Required action —
Wherever "JSON" appears in a line of the listing, report that line.

Source records —
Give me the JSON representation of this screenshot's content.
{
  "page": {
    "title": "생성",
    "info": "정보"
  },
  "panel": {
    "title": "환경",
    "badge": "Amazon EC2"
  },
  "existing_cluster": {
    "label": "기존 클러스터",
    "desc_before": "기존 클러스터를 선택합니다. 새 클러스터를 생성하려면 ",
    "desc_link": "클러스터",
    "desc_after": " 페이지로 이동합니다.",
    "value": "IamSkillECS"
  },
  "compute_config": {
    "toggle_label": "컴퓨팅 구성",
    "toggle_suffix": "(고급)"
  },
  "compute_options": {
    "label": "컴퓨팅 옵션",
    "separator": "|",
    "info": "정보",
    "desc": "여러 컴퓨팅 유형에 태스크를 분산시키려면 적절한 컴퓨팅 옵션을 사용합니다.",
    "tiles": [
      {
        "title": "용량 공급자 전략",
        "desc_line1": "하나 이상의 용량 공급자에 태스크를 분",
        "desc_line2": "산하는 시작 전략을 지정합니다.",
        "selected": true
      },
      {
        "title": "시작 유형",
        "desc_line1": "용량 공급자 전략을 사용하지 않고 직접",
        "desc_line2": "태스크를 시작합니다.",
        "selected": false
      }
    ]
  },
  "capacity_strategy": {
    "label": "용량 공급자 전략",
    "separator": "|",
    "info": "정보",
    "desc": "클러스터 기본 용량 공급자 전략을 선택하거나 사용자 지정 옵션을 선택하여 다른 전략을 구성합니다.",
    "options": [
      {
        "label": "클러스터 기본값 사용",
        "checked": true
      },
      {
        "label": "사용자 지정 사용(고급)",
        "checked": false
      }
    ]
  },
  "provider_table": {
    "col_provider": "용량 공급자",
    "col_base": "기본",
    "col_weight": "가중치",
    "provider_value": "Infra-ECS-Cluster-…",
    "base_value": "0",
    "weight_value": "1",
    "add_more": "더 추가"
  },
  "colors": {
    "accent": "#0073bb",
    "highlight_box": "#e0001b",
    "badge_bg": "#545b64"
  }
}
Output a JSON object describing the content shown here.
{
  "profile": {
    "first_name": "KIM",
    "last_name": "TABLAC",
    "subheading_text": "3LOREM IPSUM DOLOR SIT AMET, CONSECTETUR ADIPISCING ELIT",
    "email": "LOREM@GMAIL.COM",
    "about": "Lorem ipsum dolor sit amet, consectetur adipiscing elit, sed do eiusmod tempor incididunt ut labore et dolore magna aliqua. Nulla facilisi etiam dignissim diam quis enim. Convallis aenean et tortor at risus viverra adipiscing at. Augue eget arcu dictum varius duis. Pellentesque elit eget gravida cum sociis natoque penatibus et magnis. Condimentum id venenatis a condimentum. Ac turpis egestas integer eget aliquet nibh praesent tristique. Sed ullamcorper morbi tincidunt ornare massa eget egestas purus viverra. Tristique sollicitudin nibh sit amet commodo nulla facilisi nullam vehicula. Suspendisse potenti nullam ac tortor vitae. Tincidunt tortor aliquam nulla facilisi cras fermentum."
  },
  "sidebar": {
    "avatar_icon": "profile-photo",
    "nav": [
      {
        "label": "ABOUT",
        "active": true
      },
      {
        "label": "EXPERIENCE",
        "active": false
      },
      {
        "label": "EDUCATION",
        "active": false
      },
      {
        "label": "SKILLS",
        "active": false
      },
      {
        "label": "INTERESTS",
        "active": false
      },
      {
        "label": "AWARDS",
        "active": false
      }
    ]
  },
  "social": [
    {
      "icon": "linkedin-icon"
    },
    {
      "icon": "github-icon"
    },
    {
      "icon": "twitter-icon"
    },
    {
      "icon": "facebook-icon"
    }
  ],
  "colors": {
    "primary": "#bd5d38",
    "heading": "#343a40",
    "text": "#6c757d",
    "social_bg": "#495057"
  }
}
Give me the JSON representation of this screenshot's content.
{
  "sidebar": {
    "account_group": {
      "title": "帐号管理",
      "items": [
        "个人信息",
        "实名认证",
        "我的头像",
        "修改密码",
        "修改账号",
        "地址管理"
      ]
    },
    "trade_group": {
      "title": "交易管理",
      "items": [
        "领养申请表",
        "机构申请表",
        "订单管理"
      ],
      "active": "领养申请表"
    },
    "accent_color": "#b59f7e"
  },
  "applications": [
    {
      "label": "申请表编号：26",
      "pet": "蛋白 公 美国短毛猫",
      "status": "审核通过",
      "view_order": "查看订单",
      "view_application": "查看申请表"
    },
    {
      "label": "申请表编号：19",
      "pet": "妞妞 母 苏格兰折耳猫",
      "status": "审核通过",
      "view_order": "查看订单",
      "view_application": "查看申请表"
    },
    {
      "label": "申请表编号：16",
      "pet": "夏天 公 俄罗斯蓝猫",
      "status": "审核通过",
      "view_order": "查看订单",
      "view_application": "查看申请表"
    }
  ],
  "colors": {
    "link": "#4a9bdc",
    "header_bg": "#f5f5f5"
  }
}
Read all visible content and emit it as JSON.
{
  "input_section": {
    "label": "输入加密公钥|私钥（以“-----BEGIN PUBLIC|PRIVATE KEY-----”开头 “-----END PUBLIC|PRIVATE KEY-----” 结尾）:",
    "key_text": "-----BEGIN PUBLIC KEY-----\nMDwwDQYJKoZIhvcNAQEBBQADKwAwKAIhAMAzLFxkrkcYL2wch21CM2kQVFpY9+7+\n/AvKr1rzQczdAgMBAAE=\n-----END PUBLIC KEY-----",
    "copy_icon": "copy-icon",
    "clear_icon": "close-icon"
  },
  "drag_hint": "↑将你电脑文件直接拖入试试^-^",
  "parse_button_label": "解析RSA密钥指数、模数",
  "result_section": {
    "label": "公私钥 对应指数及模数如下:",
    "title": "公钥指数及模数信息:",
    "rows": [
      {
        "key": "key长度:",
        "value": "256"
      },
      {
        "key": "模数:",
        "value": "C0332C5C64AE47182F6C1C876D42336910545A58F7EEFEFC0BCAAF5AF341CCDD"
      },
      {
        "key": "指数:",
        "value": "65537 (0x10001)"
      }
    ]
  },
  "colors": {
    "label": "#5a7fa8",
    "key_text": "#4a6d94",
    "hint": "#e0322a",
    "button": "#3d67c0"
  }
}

Written answer —
Give me the JSON representation of this screenshot's content.
Output a JSON object describing the content shown here.
Give me the JSON representation of this screenshot's content.
Read all visible content and emit it as JSON.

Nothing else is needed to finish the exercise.